The lights went out momentarily Saturday afternoon at Virgil’s Centennial Arena, just long enough to reset the scoreboard back to zero on all accounts.
That didn’t bother the boys and girls on Jamie Kallio’s U11 team #2, who aren’t scoreboard-watchers anyway.
“They don’t really care about the score,” he tells The Local. “They love coming out to the arena to play hockey. They’re excited about it, they enjoy the sport, and that’s what it’s all about. We’re not worrying about wins and losses. We’re developing kids to move up, maybe to rep hockey or beyond.”
Kallio’s young charges were more surprised than scared when their surroundings went into near-total darkness, never having been in such a large building after hours. There were some laughs and giggles on the bench as those on the ice skated back to the boards to marvel at the power outage with their friends.
Coaching this age group is a new challenge for Kallio, a one-time Port Colborne Sailor Junior B hockey player and former coach of the Chippawa Riverhawks Junior C team. He jumped at the opportunity to help further develop a love for the game in his own sons, Lucas and Sam, who are playing together this winter, and other nine- and 10-year-olds in Niagara-on-the-Lake.
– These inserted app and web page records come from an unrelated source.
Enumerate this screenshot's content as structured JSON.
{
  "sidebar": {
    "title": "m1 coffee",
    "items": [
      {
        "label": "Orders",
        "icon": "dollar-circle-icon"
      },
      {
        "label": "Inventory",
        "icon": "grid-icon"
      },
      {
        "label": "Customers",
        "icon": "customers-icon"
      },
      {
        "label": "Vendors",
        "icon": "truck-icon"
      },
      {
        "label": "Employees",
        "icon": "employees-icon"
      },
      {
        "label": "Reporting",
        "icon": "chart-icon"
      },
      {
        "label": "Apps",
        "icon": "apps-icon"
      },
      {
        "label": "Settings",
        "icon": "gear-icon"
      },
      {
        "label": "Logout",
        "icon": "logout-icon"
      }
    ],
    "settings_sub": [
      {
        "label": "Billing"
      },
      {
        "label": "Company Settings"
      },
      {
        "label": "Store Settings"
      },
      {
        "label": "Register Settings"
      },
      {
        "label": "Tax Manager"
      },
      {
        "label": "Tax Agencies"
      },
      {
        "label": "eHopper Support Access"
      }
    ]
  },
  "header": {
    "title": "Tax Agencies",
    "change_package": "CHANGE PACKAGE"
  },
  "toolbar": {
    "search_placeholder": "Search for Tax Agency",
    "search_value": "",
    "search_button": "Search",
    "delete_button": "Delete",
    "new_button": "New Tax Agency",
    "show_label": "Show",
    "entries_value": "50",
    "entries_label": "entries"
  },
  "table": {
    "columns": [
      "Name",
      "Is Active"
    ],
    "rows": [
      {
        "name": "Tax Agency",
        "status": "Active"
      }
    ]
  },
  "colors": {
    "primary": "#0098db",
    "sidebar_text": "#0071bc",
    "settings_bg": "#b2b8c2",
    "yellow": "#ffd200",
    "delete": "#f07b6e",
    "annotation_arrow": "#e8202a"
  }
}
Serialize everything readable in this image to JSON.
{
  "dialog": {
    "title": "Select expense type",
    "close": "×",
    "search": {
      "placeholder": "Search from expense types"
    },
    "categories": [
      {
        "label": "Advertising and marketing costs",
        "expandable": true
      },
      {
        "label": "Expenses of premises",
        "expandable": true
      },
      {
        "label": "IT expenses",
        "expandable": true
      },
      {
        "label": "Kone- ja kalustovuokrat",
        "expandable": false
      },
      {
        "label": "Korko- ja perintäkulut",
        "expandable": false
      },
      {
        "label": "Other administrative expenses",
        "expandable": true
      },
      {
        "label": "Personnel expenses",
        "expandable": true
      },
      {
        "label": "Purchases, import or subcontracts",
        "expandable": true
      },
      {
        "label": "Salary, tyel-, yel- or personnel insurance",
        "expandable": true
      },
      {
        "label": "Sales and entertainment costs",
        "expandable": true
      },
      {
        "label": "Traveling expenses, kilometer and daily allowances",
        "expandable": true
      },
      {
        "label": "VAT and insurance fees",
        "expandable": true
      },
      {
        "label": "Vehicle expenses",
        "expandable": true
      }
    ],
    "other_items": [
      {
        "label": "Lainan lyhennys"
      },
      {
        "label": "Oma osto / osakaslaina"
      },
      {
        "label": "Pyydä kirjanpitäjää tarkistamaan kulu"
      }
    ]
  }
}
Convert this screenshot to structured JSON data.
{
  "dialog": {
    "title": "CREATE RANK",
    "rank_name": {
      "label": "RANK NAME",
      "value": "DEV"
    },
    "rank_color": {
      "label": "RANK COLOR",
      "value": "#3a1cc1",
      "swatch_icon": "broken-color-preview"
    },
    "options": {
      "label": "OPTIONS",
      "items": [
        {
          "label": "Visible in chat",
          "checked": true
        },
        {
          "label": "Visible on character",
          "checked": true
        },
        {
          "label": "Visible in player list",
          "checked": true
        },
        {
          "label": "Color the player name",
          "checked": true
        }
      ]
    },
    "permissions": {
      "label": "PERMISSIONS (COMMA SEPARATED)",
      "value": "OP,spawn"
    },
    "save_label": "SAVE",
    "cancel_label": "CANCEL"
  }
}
Kallio says the 12 kids are excited to come out for every Monday practice, as well as the home or away games on the weekends. They share the ice Mondays with the other U11 developmental team, giving the coaches an opportunity to group players by ability level to further their skills.
“At the local league, there can be such a difference between players that are starting out and players on the cusp of moving up,” Kallio explains. “It’s a good chance for them to mix and play, try different drills and skill sets. We make the most of our one-hour ice time.”
On Saturday, the Wolves were first on the scoreboard against the Welland Tigers, something Kallio talked about after their previous game against the same team.
“We got going right off the hop,” affirmed Kallio. “That came from a conversation we had in the dressing room. We wanted to get something going right from the opening face-off. They took to that right away. I tried to keep things simple for them.”
Kallio’s strategy was to have his team keep the puck out of the middle of the ice and try to get lots of shots on the Welland net. With a couple of really good skaters on the Wolves, the focus was to dump the puck into the Tigers’ zone and beat them to it, then to crash the net to get the shot. It paid off early on.
As the game progressed, though, the Wolves’ chances to score dwindled, as they repeatedly had difficulty moving the puck beyond their own blue line. Despite the scoreboard showing no score at the end, Welland won the game 5-1.
Still looking for their first win this season in their division of the Niagara District Local League, the young hockey players weren’t affected by the loss, and all left the ice energized and smiling.
“It’s a good age to be teaching them fundamentals and skills,” Kallio says. “Their spirits seem status quo for the most part. I never have to worry about them not wanting to play hockey, or not wanting to come out to the arena. They’re having fun.”